Exercise brief. Give the entries again exactly. Skip the pictures.

++++

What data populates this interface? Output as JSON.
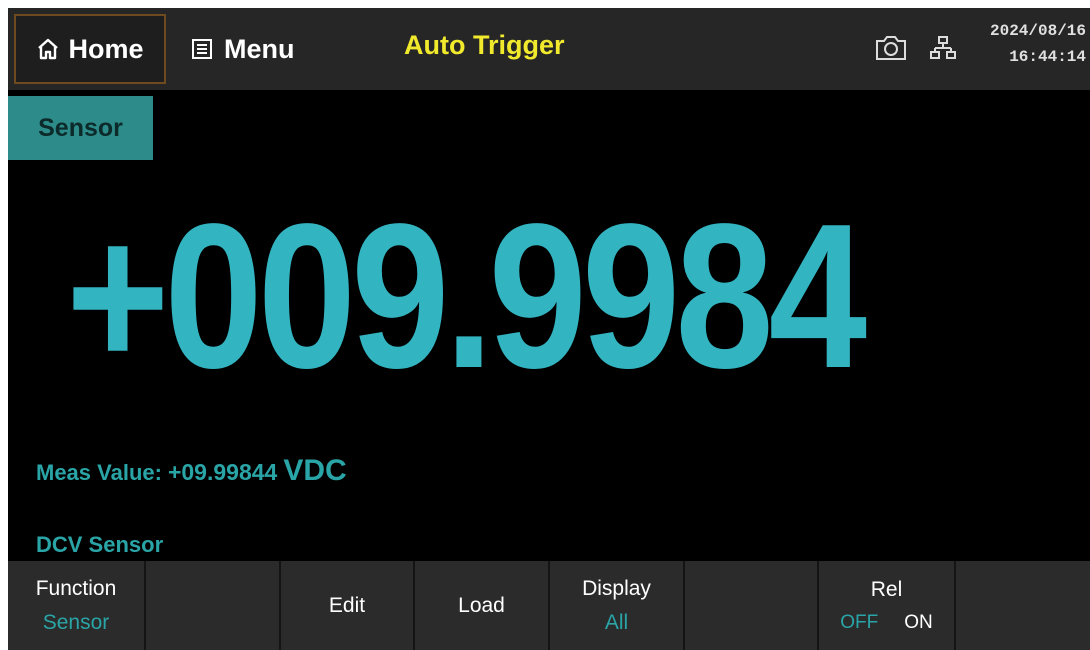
{
  "topbar": {
    "home_label": "Home",
    "menu_label": "Menu",
    "trigger_mode": "Auto Trigger",
    "date": "2024/08/16",
    "time": "16:44:14",
    "icons": [
      "home-icon",
      "menu-icon",
      "camera-icon",
      "network-icon"
    ]
  },
  "mode_tag": "Sensor",
  "reading": {
    "main_value": "+009.9984",
    "meas_label": "Meas Value:",
    "meas_value": "+09.99844",
    "meas_unit": "VDC",
    "function_label": "DCV Sensor"
  },
  "softkeys": [
    {
      "label": "Function",
      "sub": "Sensor"
    },
    {
      "label": ""
    },
    {
      "label": "Edit"
    },
    {
      "label": "Load"
    },
    {
      "label": "Display",
      "sub": "All"
    },
    {
      "label": ""
    },
    {
      "label": "Rel",
      "off": "OFF",
      "on": "ON"
    },
    {
      "label": ""
    }
  ],
  "colors": {
    "accent": "#32b4c1",
    "trigger": "#f1ea2c",
    "tag_bg": "#2d8c8a",
    "bar_bg": "#2b2b2b"
  }
}
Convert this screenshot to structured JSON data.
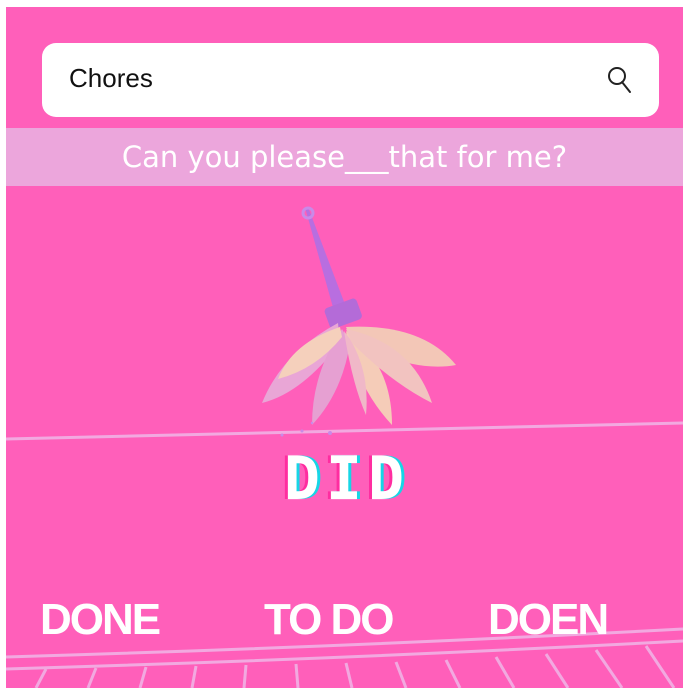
{
  "search": {
    "value": "Chores",
    "icon": "search-icon"
  },
  "prompt": {
    "text": "Can you please___that for me?"
  },
  "illustration": {
    "icon": "feather-duster-icon"
  },
  "logo": {
    "text": "DID"
  },
  "options": [
    {
      "label": "DONE"
    },
    {
      "label": "TO DO"
    },
    {
      "label": "DOEN"
    }
  ],
  "colors": {
    "background": "#ff5fba",
    "band": "#eca6dc",
    "duster_handle": "#b86ee0",
    "duster_feathers": "#f7c9b8",
    "accent_cyan": "#16d6e6"
  }
}
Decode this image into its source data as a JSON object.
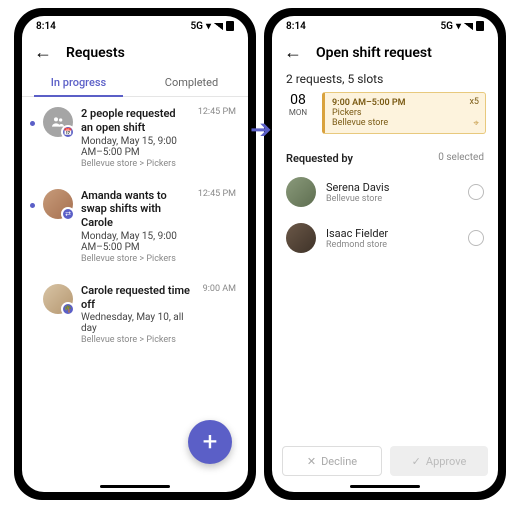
{
  "status": {
    "time": "8:14",
    "net": "5G"
  },
  "left": {
    "title": "Requests",
    "tabs": {
      "inprogress": "In progress",
      "completed": "Completed"
    },
    "items": [
      {
        "title": "2 people requested an open shift",
        "sub": "Monday, May 15, 9:00 AM–5:00 PM",
        "crumb": "Bellevue store > Pickers",
        "time": "12:45 PM"
      },
      {
        "title": "Amanda wants to swap shifts with Carole",
        "sub": "Monday, May 15, 9:00 AM–5:00 PM",
        "crumb": "Bellevue store > Pickers",
        "time": "12:45 PM"
      },
      {
        "title": "Carole requested time off",
        "sub": "Wednesday, May 10, all day",
        "crumb": "Bellevue store > Pickers",
        "time": "9:00 AM"
      }
    ],
    "fab": "+"
  },
  "right": {
    "title": "Open shift request",
    "summary": "2 requests, 5 slots",
    "date": {
      "num": "08",
      "day": "MON"
    },
    "slot": {
      "time": "9:00 AM–5:00 PM",
      "role": "Pickers",
      "store": "Bellevue store",
      "mult": "x5"
    },
    "section": {
      "label": "Requested by",
      "count": "0 selected"
    },
    "requesters": [
      {
        "name": "Serena Davis",
        "store": "Bellevue store"
      },
      {
        "name": "Isaac Fielder",
        "store": "Redmond store"
      }
    ],
    "actions": {
      "decline": "Decline",
      "approve": "Approve"
    }
  }
}
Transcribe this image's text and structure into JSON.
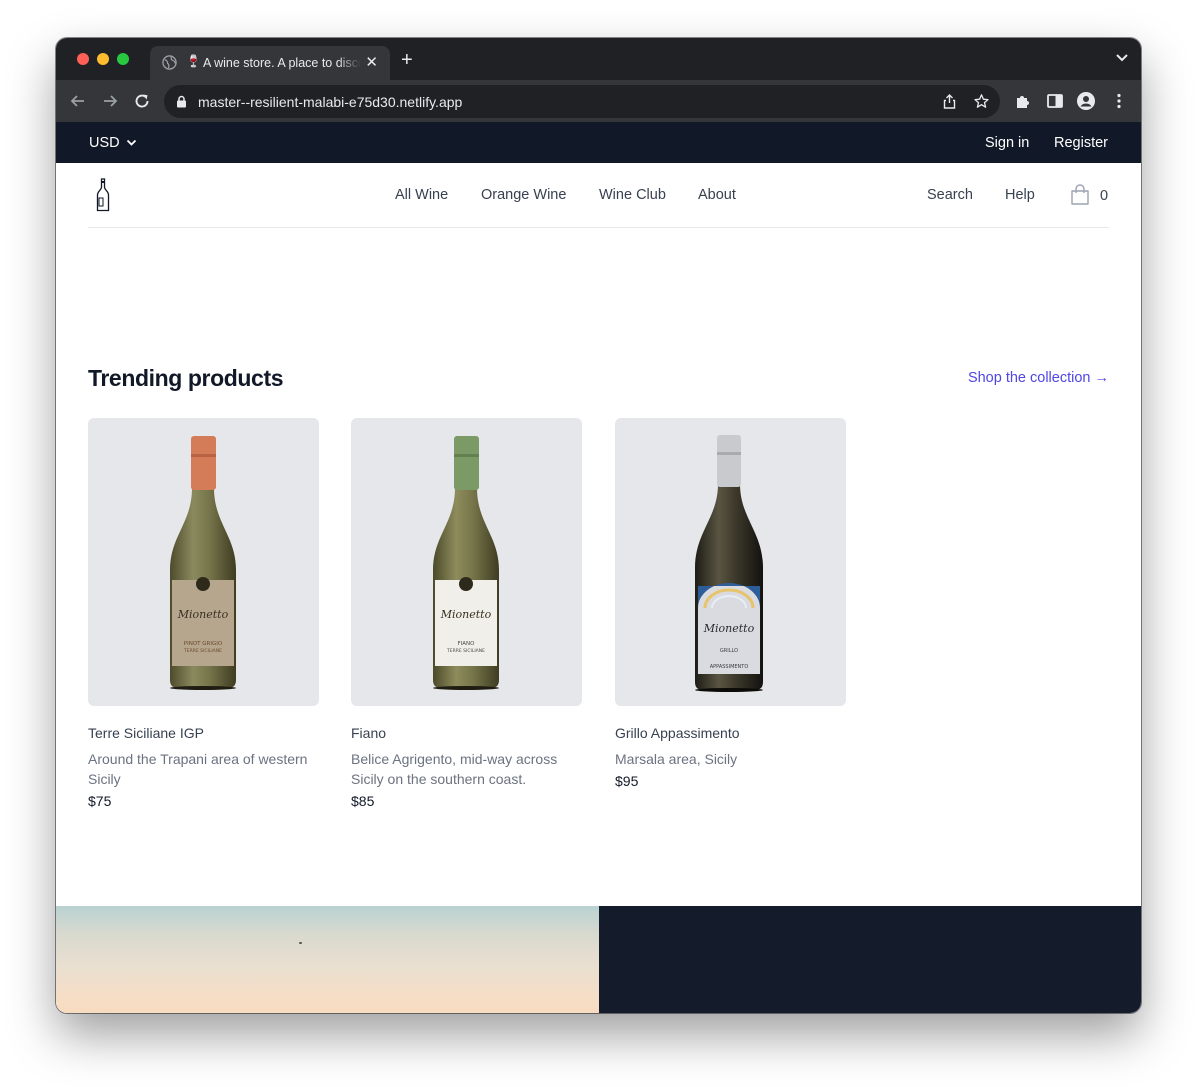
{
  "browser": {
    "tab_title": "A wine store. A place to discover",
    "tab_favicon": "🍷",
    "url": "master--resilient-malabi-e75d30.netlify.app",
    "icons": [
      "globe-icon",
      "close-icon",
      "plus-icon",
      "chevron-down-icon",
      "back-icon",
      "forward-icon",
      "reload-icon",
      "lock-icon",
      "share-icon",
      "star-icon",
      "extensions-icon",
      "sidepanel-icon",
      "profile-icon",
      "menu-icon"
    ]
  },
  "topbar": {
    "currency": "USD",
    "signin": "Sign in",
    "register": "Register"
  },
  "header": {
    "nav": [
      "All Wine",
      "Orange Wine",
      "Wine Club",
      "About"
    ],
    "search": "Search",
    "help": "Help",
    "cart_count": "0"
  },
  "trending": {
    "title": "Trending products",
    "shop_link": "Shop the collection →",
    "products": [
      {
        "name": "Terre Siciliane IGP",
        "desc": "Around the Trapani area of western Sicily",
        "price": "$75",
        "label": "PINOT GRIGIO",
        "label2": "TERRE SICILIANE"
      },
      {
        "name": "Fiano",
        "desc": "Belice Agrigento, mid-way across Sicily on the southern coast.",
        "price": "$85",
        "label": "FIANO",
        "label2": "TERRE SICILIANE"
      },
      {
        "name": "Grillo Appassimento",
        "desc": "Marsala area, Sicily",
        "price": "$95",
        "label": "GRILLO",
        "label2": "APPASSIMENTO"
      }
    ]
  },
  "colors": {
    "topbar_bg": "#111827",
    "link_accent": "#4f46e5",
    "card_bg": "#e6e7eb",
    "banner_dark": "#141b2b"
  }
}
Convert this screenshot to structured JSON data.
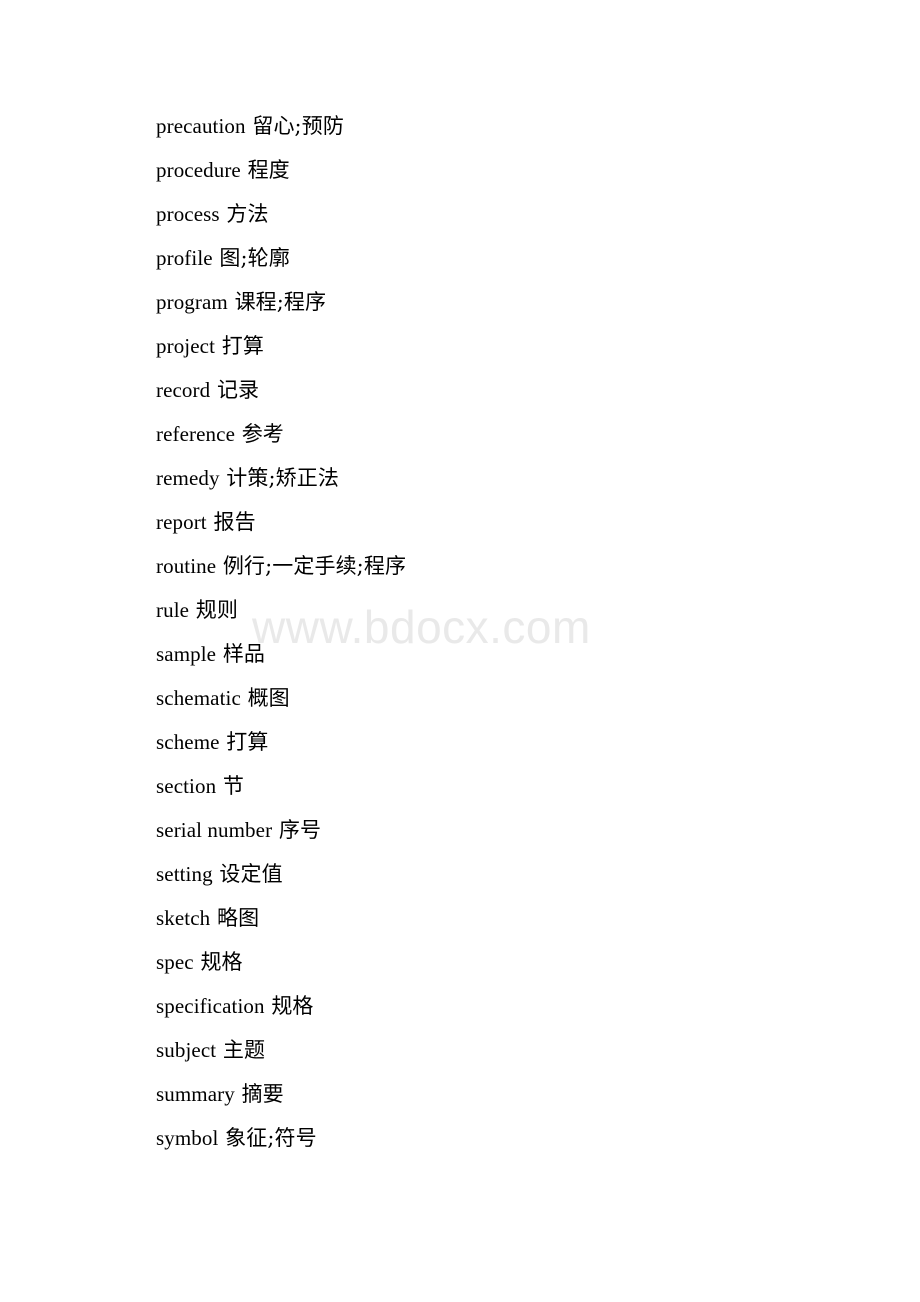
{
  "document": {
    "page_background": "#ffffff",
    "text_color": "#000000",
    "watermark": {
      "text": "www.bdocx.com",
      "color": "#e9e9e9"
    },
    "entries": [
      {
        "term": "precaution",
        "gloss": "留心;预防"
      },
      {
        "term": "procedure",
        "gloss": "程度"
      },
      {
        "term": "process",
        "gloss": "方法"
      },
      {
        "term": "profile",
        "gloss": "图;轮廓"
      },
      {
        "term": "program",
        "gloss": "课程;程序"
      },
      {
        "term": "project",
        "gloss": "打算"
      },
      {
        "term": "record",
        "gloss": "记录"
      },
      {
        "term": "reference",
        "gloss": "参考"
      },
      {
        "term": "remedy",
        "gloss": "计策;矫正法"
      },
      {
        "term": "report",
        "gloss": "报告"
      },
      {
        "term": "routine",
        "gloss": "例行;一定手续;程序"
      },
      {
        "term": "rule",
        "gloss": "规则"
      },
      {
        "term": "sample",
        "gloss": "样品"
      },
      {
        "term": "schematic",
        "gloss": "概图"
      },
      {
        "term": "scheme",
        "gloss": "打算"
      },
      {
        "term": "section",
        "gloss": "节"
      },
      {
        "term": "serial number",
        "gloss": "序号"
      },
      {
        "term": "setting",
        "gloss": "设定值"
      },
      {
        "term": "sketch",
        "gloss": "略图"
      },
      {
        "term": "spec",
        "gloss": "规格"
      },
      {
        "term": "specification",
        "gloss": "规格"
      },
      {
        "term": "subject",
        "gloss": "主题"
      },
      {
        "term": "summary",
        "gloss": "摘要"
      },
      {
        "term": "symbol",
        "gloss": "象征;符号"
      }
    ]
  }
}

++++

Result.
What data populates this interface? Output as JSON.
{
  "topbar": {
    "home_label": "Home",
    "menu_label": "Menu",
    "trigger_mode": "Auto Trigger",
    "date": "2024/08/16",
    "time": "16:44:14",
    "icons": [
      "home-icon",
      "menu-icon",
      "camera-icon",
      "network-icon"
    ]
  },
  "mode_tag": "Sensor",
  "reading": {
    "main_value": "+009.9984",
    "meas_label": "Meas Value:",
    "meas_value": "+09.99844",
    "meas_unit": "VDC",
    "function_label": "DCV Sensor"
  },
  "softkeys": [
    {
      "label": "Function",
      "sub": "Sensor"
    },
    {
      "label": ""
    },
    {
      "label": "Edit"
    },
    {
      "label": "Load"
    },
    {
      "label": "Display",
      "sub": "All"
    },
    {
      "label": ""
    },
    {
      "label": "Rel",
      "off": "OFF",
      "on": "ON"
    },
    {
      "label": ""
    }
  ],
  "colors": {
    "accent": "#32b4c1",
    "trigger": "#f1ea2c",
    "tag_bg": "#2d8c8a",
    "bar_bg": "#2b2b2b"
  }
}
Convert this screenshot to structured JSON data.
{
  "search": {
    "value": "Chores",
    "icon": "search-icon"
  },
  "prompt": {
    "text": "Can you please___that for me?"
  },
  "illustration": {
    "icon": "feather-duster-icon"
  },
  "logo": {
    "text": "DID"
  },
  "options": [
    {
      "label": "DONE"
    },
    {
      "label": "TO DO"
    },
    {
      "label": "DOEN"
    }
  ],
  "colors": {
    "background": "#ff5fba",
    "band": "#eca6dc",
    "duster_handle": "#b86ee0",
    "duster_feathers": "#f7c9b8",
    "accent_cyan": "#16d6e6"
  }
}
Decode this image into its source data as a JSON object.
{
  "status": {
    "time": "8:14",
    "net": "5G"
  },
  "left": {
    "title": "Requests",
    "tabs": {
      "inprogress": "In progress",
      "completed": "Completed"
    },
    "items": [
      {
        "title": "2 people requested an open shift",
        "sub": "Monday, May 15, 9:00 AM–5:00 PM",
        "crumb": "Bellevue store > Pickers",
        "time": "12:45 PM"
      },
      {
        "title": "Amanda wants to swap shifts with Carole",
        "sub": "Monday, May 15, 9:00 AM–5:00 PM",
        "crumb": "Bellevue store > Pickers",
        "time": "12:45 PM"
      },
      {
        "title": "Carole requested time off",
        "sub": "Wednesday, May 10, all day",
        "crumb": "Bellevue store > Pickers",
        "time": "9:00 AM"
      }
    ],
    "fab": "+"
  },
  "right": {
    "title": "Open shift request",
    "summary": "2 requests, 5 slots",
    "date": {
      "num": "08",
      "day": "MON"
    },
    "slot": {
      "time": "9:00 AM–5:00 PM",
      "role": "Pickers",
      "store": "Bellevue store",
      "mult": "x5"
    },
    "section": {
      "label": "Requested by",
      "count": "0 selected"
    },
    "requesters": [
      {
        "name": "Serena Davis",
        "store": "Bellevue store"
      },
      {
        "name": "Isaac Fielder",
        "store": "Redmond store"
      }
    ],
    "actions": {
      "decline": "Decline",
      "approve": "Approve"
    }
  }
}
Transcribe this image's text and structure into JSON.
{
  "browser": {
    "tab_title": "A wine store. A place to discover",
    "tab_favicon": "🍷",
    "url": "master--resilient-malabi-e75d30.netlify.app",
    "icons": [
      "globe-icon",
      "close-icon",
      "plus-icon",
      "chevron-down-icon",
      "back-icon",
      "forward-icon",
      "reload-icon",
      "lock-icon",
      "share-icon",
      "star-icon",
      "extensions-icon",
      "sidepanel-icon",
      "profile-icon",
      "menu-icon"
    ]
  },
  "topbar": {
    "currency": "USD",
    "signin": "Sign in",
    "register": "Register"
  },
  "header": {
    "nav": [
      "All Wine",
      "Orange Wine",
      "Wine Club",
      "About"
    ],
    "search": "Search",
    "help": "Help",
    "cart_count": "0"
  },
  "trending": {
    "title": "Trending products",
    "shop_link": "Shop the collection →",
    "products": [
      {
        "name": "Terre Siciliane IGP",
        "desc": "Around the Trapani area of western Sicily",
        "price": "$75",
        "label": "PINOT GRIGIO",
        "label2": "TERRE SICILIANE"
      },
      {
        "name": "Fiano",
        "desc": "Belice Agrigento, mid-way across Sicily on the southern coast.",
        "price": "$85",
        "label": "FIANO",
        "label2": "TERRE SICILIANE"
      },
      {
        "name": "Grillo Appassimento",
        "desc": "Marsala area, Sicily",
        "price": "$95",
        "label": "GRILLO",
        "label2": "APPASSIMENTO"
      }
    ]
  },
  "colors": {
    "topbar_bg": "#111827",
    "link_accent": "#4f46e5",
    "card_bg": "#e6e7eb",
    "banner_dark": "#141b2b"
  }
}
Convert this screenshot to structured JSON data.
{
  "document": {
    "page_background": "#ffffff",
    "text_color": "#000000",
    "watermark": {
      "text": "www.bdocx.com",
      "color": "#e9e9e9"
    },
    "entries": [
      {
        "term": "precaution",
        "gloss": "留心;预防"
      },
      {
        "term": "procedure",
        "gloss": "程度"
      },
      {
        "term": "process",
        "gloss": "方法"
      },
      {
        "term": "profile",
        "gloss": "图;轮廓"
      },
      {
        "term": "program",
        "gloss": "课程;程序"
      },
      {
        "term": "project",
        "gloss": "打算"
      },
      {
        "term": "record",
        "gloss": "记录"
      },
      {
        "term": "reference",
        "gloss": "参考"
      },
      {
        "term": "remedy",
        "gloss": "计策;矫正法"
      },
      {
        "term": "report",
        "gloss": "报告"
      },
      {
        "term": "routine",
        "gloss": "例行;一定手续;程序"
      },
      {
        "term": "rule",
        "gloss": "规则"
      },
      {
        "term": "sample",
        "gloss": "样品"
      },
      {
        "term": "schematic",
        "gloss": "概图"
      },
      {
        "term": "scheme",
        "gloss": "打算"
      },
      {
        "term": "section",
        "gloss": "节"
      },
      {
        "term": "serial number",
        "gloss": "序号"
      },
      {
        "term": "setting",
        "gloss": "设定值"
      },
      {
        "term": "sketch",
        "gloss": "略图"
      },
      {
        "term": "spec",
        "gloss": "规格"
      },
      {
        "term": "specification",
        "gloss": "规格"
      },
      {
        "term": "subject",
        "gloss": "主题"
      },
      {
        "term": "summary",
        "gloss": "摘要"
      },
      {
        "term": "symbol",
        "gloss": "象征;符号"
      }
    ]
  }
}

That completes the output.